**Aim of the task**
Please return each entry that follows exactly as written, and keep the pictures out.

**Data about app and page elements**
· · · · ·

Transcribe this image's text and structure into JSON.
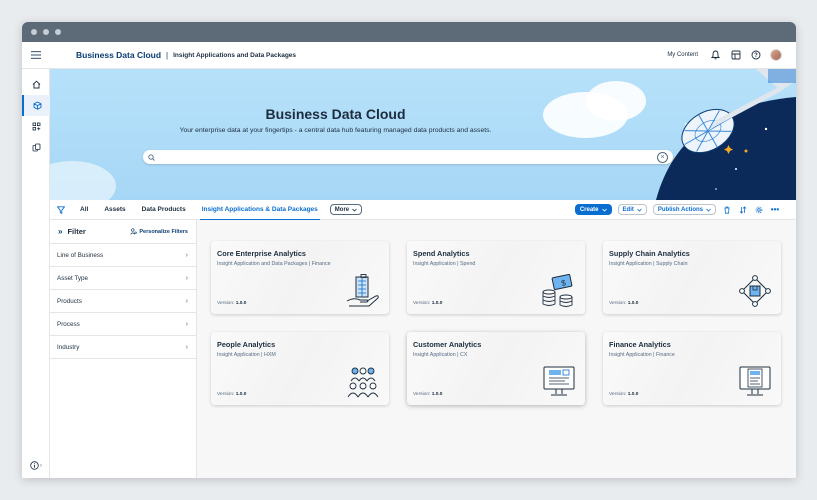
{
  "shell": {
    "brand": "Business Data Cloud",
    "separator": "|",
    "subtitle": "Insight Applications and Data Packages",
    "my_content": "My Content"
  },
  "hero": {
    "title": "Business Data Cloud",
    "subtitle": "Your enterprise data at your fingertips - a central data hub featuring managed data products and assets.",
    "search_value": "",
    "search_placeholder": ""
  },
  "tabs": [
    {
      "label": "All"
    },
    {
      "label": "Assets"
    },
    {
      "label": "Data Products"
    },
    {
      "label": "Insight Applications & Data Packages",
      "active": true
    }
  ],
  "more_label": "More",
  "actions": {
    "create": "Create",
    "edit": "Edit",
    "publish": "Publish Actions"
  },
  "filter": {
    "title": "Filter",
    "personalize": "Personalize Filters",
    "items": [
      "Line of Business",
      "Asset Type",
      "Products",
      "Process",
      "Industry"
    ]
  },
  "cards": [
    {
      "title": "Core Enterprise Analytics",
      "subtitle": "Insight Application and Data Packages  |  Finance",
      "version_label": "Version:",
      "version": "1.0.0",
      "icon": "building-hand-icon"
    },
    {
      "title": "Spend Analytics",
      "subtitle": "Insight Application  |  Spend",
      "version_label": "Version:",
      "version": "1.0.0",
      "icon": "money-coins-icon"
    },
    {
      "title": "Supply Chain Analytics",
      "subtitle": "Insight Application  |  Supply Chain",
      "version_label": "Version:",
      "version": "1.0.0",
      "icon": "network-box-icon"
    },
    {
      "title": "People Analytics",
      "subtitle": "Insight Application  |  HXM",
      "version_label": "Version:",
      "version": "1.0.0",
      "icon": "people-group-icon"
    },
    {
      "title": "Customer Analytics",
      "subtitle": "Insight Application  |  CX",
      "version_label": "Version:",
      "version": "1.0.0",
      "icon": "monitor-dashboard-icon"
    },
    {
      "title": "Finance Analytics",
      "subtitle": "Insight Application  |  Finance",
      "version_label": "Version:",
      "version": "1.0.0",
      "icon": "monitor-report-icon"
    }
  ],
  "colors": {
    "brand_blue": "#0a6ed1",
    "brand_dark": "#0a3d73",
    "hero_bg": "#b7e1fa",
    "navy": "#0b2a5a",
    "accent_orange": "#f5a623"
  }
}
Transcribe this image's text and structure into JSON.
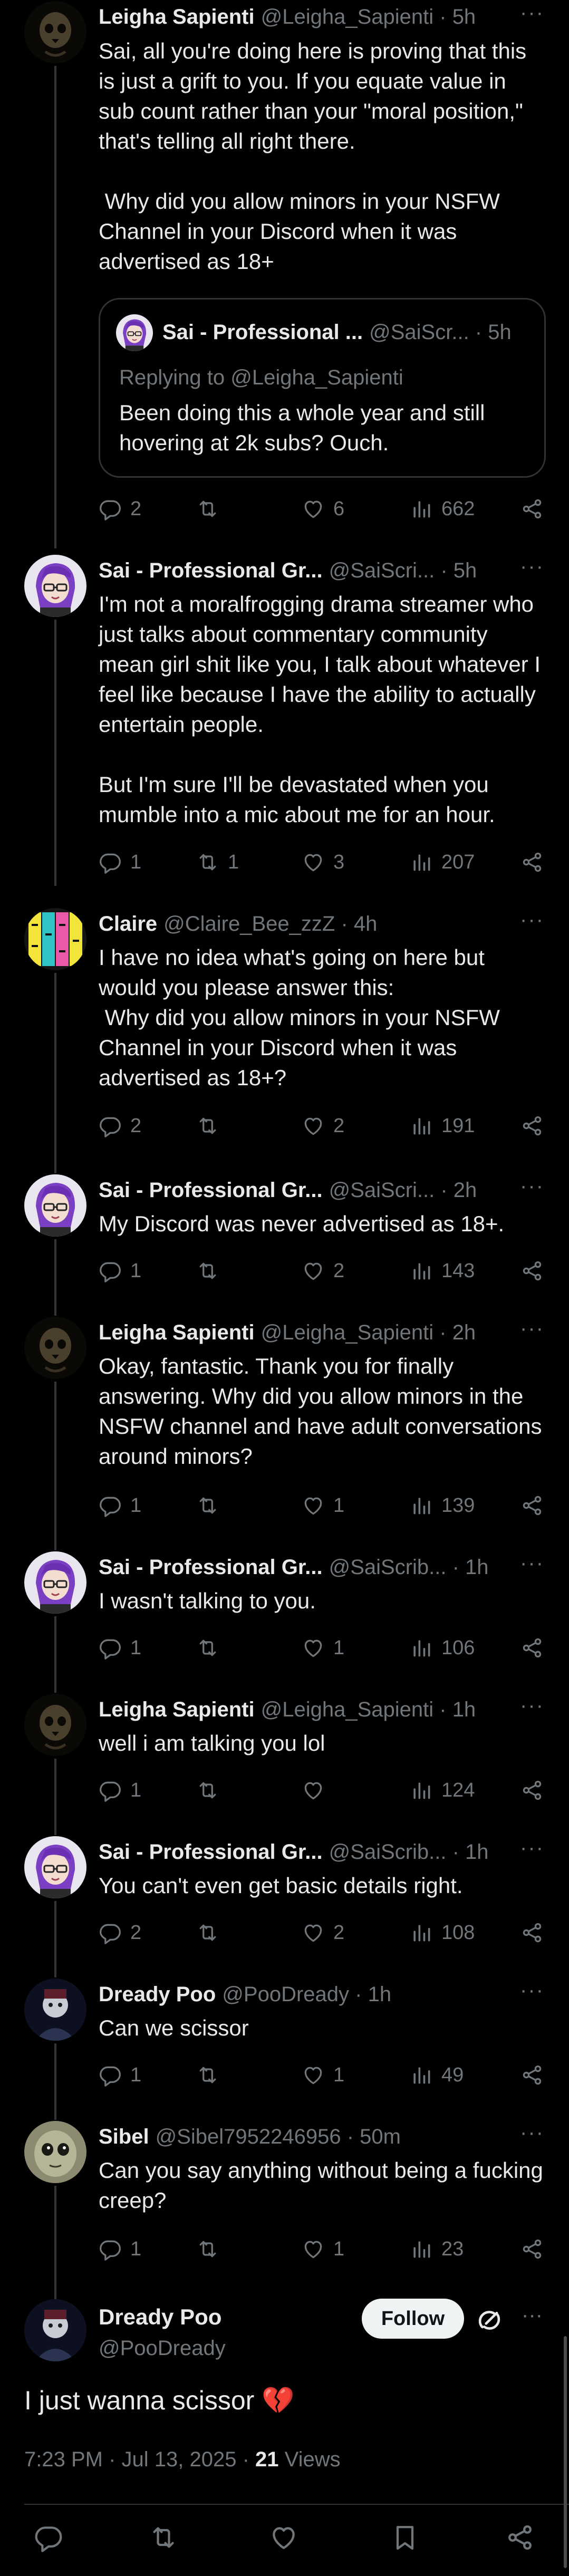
{
  "thread": [
    {
      "name": "Leigha Sapienti",
      "handle": "@Leigha_Sapienti",
      "time": "5h",
      "text": "Sai, all you're doing here is proving that this is just a grift to you. If you equate value in sub count rather than your \"moral position,\" that's telling all right there.\n\n Why did you allow minors in your NSFW Channel in your Discord when it was advertised as 18+",
      "quote": {
        "name": "Sai - Professional ...",
        "handle": "@SaiScr...",
        "time": "5h",
        "replying_to": "Replying to @Leigha_Sapienti",
        "text": "Been doing this a whole year and still hovering at 2k subs? Ouch."
      },
      "replies": "2",
      "retweets": "",
      "likes": "6",
      "views": "662"
    },
    {
      "name": "Sai - Professional Gr...",
      "handle": "@SaiScri...",
      "time": "5h",
      "text": "I'm not a moralfrogging drama streamer who just talks about commentary community mean girl shit like you, I talk about whatever I feel like because I have the ability to actually entertain people.\n\nBut I'm sure I'll be devastated when you mumble into a mic about me for an hour.",
      "replies": "1",
      "retweets": "1",
      "likes": "3",
      "views": "207"
    },
    {
      "name": "Claire",
      "handle": "@Claire_Bee_zzZ",
      "time": "4h",
      "text": "I have no idea what's going on here but would you please answer this:\n Why did you allow minors in your NSFW Channel in your Discord when it was advertised as 18+?",
      "replies": "2",
      "retweets": "",
      "likes": "2",
      "views": "191"
    },
    {
      "name": "Sai - Professional Gr...",
      "handle": "@SaiScri...",
      "time": "2h",
      "text": "My Discord was never advertised as 18+.",
      "replies": "1",
      "retweets": "",
      "likes": "2",
      "views": "143"
    },
    {
      "name": "Leigha Sapienti",
      "handle": "@Leigha_Sapienti",
      "time": "2h",
      "text": "Okay, fantastic. Thank you for finally answering. Why did you allow minors in the NSFW channel and have adult conversations around minors?",
      "replies": "1",
      "retweets": "",
      "likes": "1",
      "views": "139"
    },
    {
      "name": "Sai - Professional Gr...",
      "handle": "@SaiScrib...",
      "time": "1h",
      "text": "I wasn't talking to you.",
      "replies": "1",
      "retweets": "",
      "likes": "1",
      "views": "106"
    },
    {
      "name": "Leigha Sapienti",
      "handle": "@Leigha_Sapienti",
      "time": "1h",
      "text": "well i am talking you lol",
      "replies": "1",
      "retweets": "",
      "likes": "",
      "views": "124"
    },
    {
      "name": "Sai - Professional Gr...",
      "handle": "@SaiScrib...",
      "time": "1h",
      "text": "You can't even get basic details right.",
      "replies": "2",
      "retweets": "",
      "likes": "2",
      "views": "108"
    },
    {
      "name": "Dready Poo",
      "handle": "@PooDready",
      "time": "1h",
      "text": "Can we scissor",
      "replies": "1",
      "retweets": "",
      "likes": "1",
      "views": "49"
    },
    {
      "name": "Sibel",
      "handle": "@Sibel7952246956",
      "time": "50m",
      "text": "Can you say anything without being a fucking creep?",
      "replies": "1",
      "retweets": "",
      "likes": "1",
      "views": "23"
    }
  ],
  "main_post": {
    "name": "Dready Poo",
    "handle": "@PooDready",
    "follow_label": "Follow",
    "text": "I just wanna scissor",
    "emoji": "💔",
    "timestamp": "7:23 PM · Jul 13, 2025 · ",
    "views_count": "21",
    "views_label": " Views"
  },
  "colors": {
    "background": "#000000",
    "text": "#e7e9ea",
    "secondary": "#71767b",
    "border": "#2f3336",
    "follow_bg": "#eff3f4"
  },
  "icons": [
    "reply-icon",
    "retweet-icon",
    "like-icon",
    "views-icon",
    "share-icon",
    "bookmark-icon",
    "grok-icon",
    "more-icon"
  ]
}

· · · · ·

**The answer**
Transcribe this image's text and structure into JSON.
{
  "shell": {
    "brand": "Business Data Cloud",
    "separator": "|",
    "subtitle": "Insight Applications and Data Packages",
    "my_content": "My Content"
  },
  "hero": {
    "title": "Business Data Cloud",
    "subtitle": "Your enterprise data at your fingertips - a central data hub featuring managed data products and assets.",
    "search_value": "",
    "search_placeholder": ""
  },
  "tabs": [
    {
      "label": "All"
    },
    {
      "label": "Assets"
    },
    {
      "label": "Data Products"
    },
    {
      "label": "Insight Applications & Data Packages",
      "active": true
    }
  ],
  "more_label": "More",
  "actions": {
    "create": "Create",
    "edit": "Edit",
    "publish": "Publish Actions"
  },
  "filter": {
    "title": "Filter",
    "personalize": "Personalize Filters",
    "items": [
      "Line of Business",
      "Asset Type",
      "Products",
      "Process",
      "Industry"
    ]
  },
  "cards": [
    {
      "title": "Core Enterprise Analytics",
      "subtitle": "Insight Application and Data Packages  |  Finance",
      "version_label": "Version:",
      "version": "1.0.0",
      "icon": "building-hand-icon"
    },
    {
      "title": "Spend Analytics",
      "subtitle": "Insight Application  |  Spend",
      "version_label": "Version:",
      "version": "1.0.0",
      "icon": "money-coins-icon"
    },
    {
      "title": "Supply Chain Analytics",
      "subtitle": "Insight Application  |  Supply Chain",
      "version_label": "Version:",
      "version": "1.0.0",
      "icon": "network-box-icon"
    },
    {
      "title": "People Analytics",
      "subtitle": "Insight Application  |  HXM",
      "version_label": "Version:",
      "version": "1.0.0",
      "icon": "people-group-icon"
    },
    {
      "title": "Customer Analytics",
      "subtitle": "Insight Application  |  CX",
      "version_label": "Version:",
      "version": "1.0.0",
      "icon": "monitor-dashboard-icon"
    },
    {
      "title": "Finance Analytics",
      "subtitle": "Insight Application  |  Finance",
      "version_label": "Version:",
      "version": "1.0.0",
      "icon": "monitor-report-icon"
    }
  ],
  "colors": {
    "brand_blue": "#0a6ed1",
    "brand_dark": "#0a3d73",
    "hero_bg": "#b7e1fa",
    "navy": "#0b2a5a",
    "accent_orange": "#f5a623"
  }
}
Transcribe this image's text and structure into JSON.
{
  "thread": [
    {
      "name": "Leigha Sapienti",
      "handle": "@Leigha_Sapienti",
      "time": "5h",
      "text": "Sai, all you're doing here is proving that this is just a grift to you. If you equate value in sub count rather than your \"moral position,\" that's telling all right there.\n\n Why did you allow minors in your NSFW Channel in your Discord when it was advertised as 18+",
      "quote": {
        "name": "Sai - Professional ...",
        "handle": "@SaiScr...",
        "time": "5h",
        "replying_to": "Replying to @Leigha_Sapienti",
        "text": "Been doing this a whole year and still hovering at 2k subs? Ouch."
      },
      "replies": "2",
      "retweets": "",
      "likes": "6",
      "views": "662"
    },
    {
      "name": "Sai - Professional Gr...",
      "handle": "@SaiScri...",
      "time": "5h",
      "text": "I'm not a moralfrogging drama streamer who just talks about commentary community mean girl shit like you, I talk about whatever I feel like because I have the ability to actually entertain people.\n\nBut I'm sure I'll be devastated when you mumble into a mic about me for an hour.",
      "replies": "1",
      "retweets": "1",
      "likes": "3",
      "views": "207"
    },
    {
      "name": "Claire",
      "handle": "@Claire_Bee_zzZ",
      "time": "4h",
      "text": "I have no idea what's going on here but would you please answer this:\n Why did you allow minors in your NSFW Channel in your Discord when it was advertised as 18+?",
      "replies": "2",
      "retweets": "",
      "likes": "2",
      "views": "191"
    },
    {
      "name": "Sai - Professional Gr...",
      "handle": "@SaiScri...",
      "time": "2h",
      "text": "My Discord was never advertised as 18+.",
      "replies": "1",
      "retweets": "",
      "likes": "2",
      "views": "143"
    },
    {
      "name": "Leigha Sapienti",
      "handle": "@Leigha_Sapienti",
      "time": "2h",
      "text": "Okay, fantastic. Thank you for finally answering. Why did you allow minors in the NSFW channel and have adult conversations around minors?",
      "replies": "1",
      "retweets": "",
      "likes": "1",
      "views": "139"
    },
    {
      "name": "Sai - Professional Gr...",
      "handle": "@SaiScrib...",
      "time": "1h",
      "text": "I wasn't talking to you.",
      "replies": "1",
      "retweets": "",
      "likes": "1",
      "views": "106"
    },
    {
      "name": "Leigha Sapienti",
      "handle": "@Leigha_Sapienti",
      "time": "1h",
      "text": "well i am talking you lol",
      "replies": "1",
      "retweets": "",
      "likes": "",
      "views": "124"
    },
    {
      "name": "Sai - Professional Gr...",
      "handle": "@SaiScrib...",
      "time": "1h",
      "text": "You can't even get basic details right.",
      "replies": "2",
      "retweets": "",
      "likes": "2",
      "views": "108"
    },
    {
      "name": "Dready Poo",
      "handle": "@PooDready",
      "time": "1h",
      "text": "Can we scissor",
      "replies": "1",
      "retweets": "",
      "likes": "1",
      "views": "49"
    },
    {
      "name": "Sibel",
      "handle": "@Sibel7952246956",
      "time": "50m",
      "text": "Can you say anything without being a fucking creep?",
      "replies": "1",
      "retweets": "",
      "likes": "1",
      "views": "23"
    }
  ],
  "main_post": {
    "name": "Dready Poo",
    "handle": "@PooDready",
    "follow_label": "Follow",
    "text": "I just wanna scissor",
    "emoji": "💔",
    "timestamp": "7:23 PM · Jul 13, 2025 · ",
    "views_count": "21",
    "views_label": " Views"
  },
  "colors": {
    "background": "#000000",
    "text": "#e7e9ea",
    "secondary": "#71767b",
    "border": "#2f3336",
    "follow_bg": "#eff3f4"
  },
  "icons": [
    "reply-icon",
    "retweet-icon",
    "like-icon",
    "views-icon",
    "share-icon",
    "bookmark-icon",
    "grok-icon",
    "more-icon"
  ]
}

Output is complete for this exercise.